If you could do one thing to ensure that you had a long, healthy life, what would you do? If you have less than a high school degree at 25, you can expect to live another 44 years, on average. Those with a graduate degree, however, can expect to live another 60 years, on average.
How can a reporter make those urgent stories on complicated health care topics feel urgent to the uninitiated? A compelling personal story isn't always enough to help the audience understand the deeper trend or causes. Sometimes the best solution is to find unusual sources or framing devices.
Tonight's keynote speaker Gregory Warner has opened my eyes to a different way of reporting. It broke away from the tradition "personalizing" a story by including views from officials, experts, and even innamite objects. Very interesting to me and I look forward to applying this approach....
The fifth and final story in my series, "Invisible Nations, Enduring Ills," on health disparities affecting Native Americans in the Portland area ran today on the front page of The Sunday Oregonian. Today's story focuses on the dramatic success and efficiency of an innovative Native American health organization in Anchorage, Alaska, called...
During heated protests over collective bargaining last year outside the state Capitol in Madison, several doctors wrote sick notes to excuse protesters from school or work. Their action sparked significant debate.
Californians foot the bill for one of the largest prison systems in the world. This series looked beyond the tremendous financial costs of incarceration and examined the collateral damage to individuals, families and whole communities in Oakland.
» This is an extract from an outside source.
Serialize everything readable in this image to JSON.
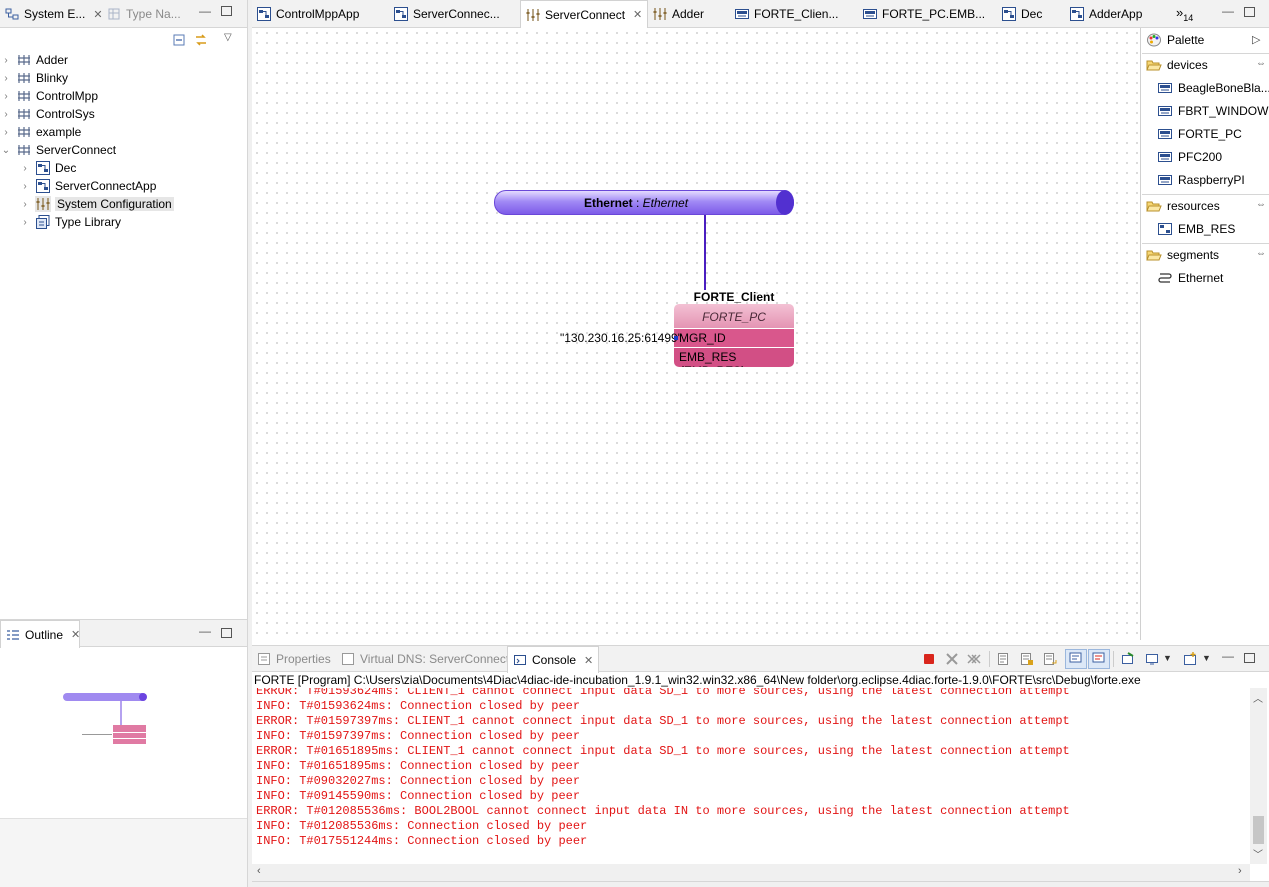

Montana is a vast, frontier state with many small towns scattered in rural counties. A few of those counties don’t have a single doctor or even a pharmacy. For Montanans suffering with mental health issues, those distances can be especially devastating.